- [PROBLEM TO SOLVE] Line by line, the entries below are to be reproduced unaltered.

---*---

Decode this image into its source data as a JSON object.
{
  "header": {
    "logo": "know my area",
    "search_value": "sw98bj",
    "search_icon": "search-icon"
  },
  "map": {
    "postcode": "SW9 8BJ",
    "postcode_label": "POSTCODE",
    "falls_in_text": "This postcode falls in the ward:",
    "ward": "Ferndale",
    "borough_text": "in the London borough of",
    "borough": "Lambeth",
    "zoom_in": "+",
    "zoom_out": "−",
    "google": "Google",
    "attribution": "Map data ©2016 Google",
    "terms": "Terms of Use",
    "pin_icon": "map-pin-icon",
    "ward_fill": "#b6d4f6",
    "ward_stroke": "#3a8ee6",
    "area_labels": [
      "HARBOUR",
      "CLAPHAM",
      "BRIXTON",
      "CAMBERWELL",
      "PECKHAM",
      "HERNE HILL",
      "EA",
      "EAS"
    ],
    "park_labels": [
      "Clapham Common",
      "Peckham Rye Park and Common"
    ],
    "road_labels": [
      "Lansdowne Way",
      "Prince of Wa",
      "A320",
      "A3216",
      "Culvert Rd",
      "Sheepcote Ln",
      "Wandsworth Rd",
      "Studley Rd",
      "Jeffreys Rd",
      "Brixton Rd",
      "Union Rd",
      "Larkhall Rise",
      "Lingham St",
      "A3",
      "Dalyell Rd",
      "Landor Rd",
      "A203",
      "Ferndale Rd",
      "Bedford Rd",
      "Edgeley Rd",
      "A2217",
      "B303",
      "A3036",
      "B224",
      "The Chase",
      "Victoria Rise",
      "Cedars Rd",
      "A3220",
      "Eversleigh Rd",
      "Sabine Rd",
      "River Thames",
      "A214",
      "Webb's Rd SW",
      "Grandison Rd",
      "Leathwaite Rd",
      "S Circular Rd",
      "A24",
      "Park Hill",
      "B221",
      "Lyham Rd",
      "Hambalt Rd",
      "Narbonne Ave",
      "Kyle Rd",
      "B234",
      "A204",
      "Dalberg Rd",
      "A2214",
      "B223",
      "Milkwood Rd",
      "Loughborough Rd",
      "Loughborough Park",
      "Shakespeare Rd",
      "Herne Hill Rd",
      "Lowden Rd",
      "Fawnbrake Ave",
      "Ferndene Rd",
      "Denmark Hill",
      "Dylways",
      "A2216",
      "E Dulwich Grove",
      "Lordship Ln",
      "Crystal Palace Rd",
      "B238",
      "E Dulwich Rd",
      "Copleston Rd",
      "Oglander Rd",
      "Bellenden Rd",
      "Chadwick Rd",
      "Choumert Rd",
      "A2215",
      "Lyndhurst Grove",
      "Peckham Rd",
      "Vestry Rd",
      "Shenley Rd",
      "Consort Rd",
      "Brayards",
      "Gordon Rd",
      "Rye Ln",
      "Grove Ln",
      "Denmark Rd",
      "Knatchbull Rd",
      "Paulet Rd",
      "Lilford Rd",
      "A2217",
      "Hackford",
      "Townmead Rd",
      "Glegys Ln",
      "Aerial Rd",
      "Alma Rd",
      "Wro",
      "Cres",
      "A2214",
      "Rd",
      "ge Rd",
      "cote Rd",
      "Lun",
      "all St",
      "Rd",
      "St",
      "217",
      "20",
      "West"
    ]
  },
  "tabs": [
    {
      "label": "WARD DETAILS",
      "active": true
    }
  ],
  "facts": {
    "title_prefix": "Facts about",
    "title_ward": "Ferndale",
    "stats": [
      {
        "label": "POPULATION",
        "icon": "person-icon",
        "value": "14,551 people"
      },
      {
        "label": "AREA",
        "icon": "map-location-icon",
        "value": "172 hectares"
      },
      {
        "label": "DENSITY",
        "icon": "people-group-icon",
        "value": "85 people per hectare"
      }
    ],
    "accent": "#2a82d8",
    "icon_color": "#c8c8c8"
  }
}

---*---

- [ANSWER SPACE]
Decode this image into its source data as a JSON object.
{
  "header": {
    "logo": "know my area",
    "search_value": "sw98bj",
    "search_icon": "search-icon"
  },
  "map": {
    "postcode": "SW9 8BJ",
    "postcode_label": "POSTCODE",
    "falls_in_text": "This postcode falls in the ward:",
    "ward": "Ferndale",
    "borough_text": "in the London borough of",
    "borough": "Lambeth",
    "zoom_in": "+",
    "zoom_out": "−",
    "google": "Google",
    "attribution": "Map data ©2016 Google",
    "terms": "Terms of Use",
    "pin_icon": "map-pin-icon",
    "ward_fill": "#b6d4f6",
    "ward_stroke": "#3a8ee6",
    "area_labels": [
      "HARBOUR",
      "CLAPHAM",
      "BRIXTON",
      "CAMBERWELL",
      "PECKHAM",
      "HERNE HILL",
      "EA",
      "EAS"
    ],
    "park_labels": [
      "Clapham Common",
      "Peckham Rye Park and Common"
    ],
    "road_labels": [
      "Lansdowne Way",
      "Prince of Wa",
      "A320",
      "A3216",
      "Culvert Rd",
      "Sheepcote Ln",
      "Wandsworth Rd",
      "Studley Rd",
      "Jeffreys Rd",
      "Brixton Rd",
      "Union Rd",
      "Larkhall Rise",
      "Lingham St",
      "A3",
      "Dalyell Rd",
      "Landor Rd",
      "A203",
      "Ferndale Rd",
      "Bedford Rd",
      "Edgeley Rd",
      "A2217",
      "B303",
      "A3036",
      "B224",
      "The Chase",
      "Victoria Rise",
      "Cedars Rd",
      "A3220",
      "Eversleigh Rd",
      "Sabine Rd",
      "River Thames",
      "A214",
      "Webb's Rd SW",
      "Grandison Rd",
      "Leathwaite Rd",
      "S Circular Rd",
      "A24",
      "Park Hill",
      "B221",
      "Lyham Rd",
      "Hambalt Rd",
      "Narbonne Ave",
      "Kyle Rd",
      "B234",
      "A204",
      "Dalberg Rd",
      "A2214",
      "B223",
      "Milkwood Rd",
      "Loughborough Rd",
      "Loughborough Park",
      "Shakespeare Rd",
      "Herne Hill Rd",
      "Lowden Rd",
      "Fawnbrake Ave",
      "Ferndene Rd",
      "Denmark Hill",
      "Dylways",
      "A2216",
      "E Dulwich Grove",
      "Lordship Ln",
      "Crystal Palace Rd",
      "B238",
      "E Dulwich Rd",
      "Copleston Rd",
      "Oglander Rd",
      "Bellenden Rd",
      "Chadwick Rd",
      "Choumert Rd",
      "A2215",
      "Lyndhurst Grove",
      "Peckham Rd",
      "Vestry Rd",
      "Shenley Rd",
      "Consort Rd",
      "Brayards",
      "Gordon Rd",
      "Rye Ln",
      "Grove Ln",
      "Denmark Rd",
      "Knatchbull Rd",
      "Paulet Rd",
      "Lilford Rd",
      "A2217",
      "Hackford",
      "Townmead Rd",
      "Glegys Ln",
      "Aerial Rd",
      "Alma Rd",
      "Wro",
      "Cres",
      "A2214",
      "Rd",
      "ge Rd",
      "cote Rd",
      "Lun",
      "all St",
      "Rd",
      "St",
      "217",
      "20",
      "West"
    ]
  },
  "tabs": [
    {
      "label": "WARD DETAILS",
      "active": true
    }
  ],
  "facts": {
    "title_prefix": "Facts about",
    "title_ward": "Ferndale",
    "stats": [
      {
        "label": "POPULATION",
        "icon": "person-icon",
        "value": "14,551 people"
      },
      {
        "label": "AREA",
        "icon": "map-location-icon",
        "value": "172 hectares"
      },
      {
        "label": "DENSITY",
        "icon": "people-group-icon",
        "value": "85 people per hectare"
      }
    ],
    "accent": "#2a82d8",
    "icon_color": "#c8c8c8"
  }
}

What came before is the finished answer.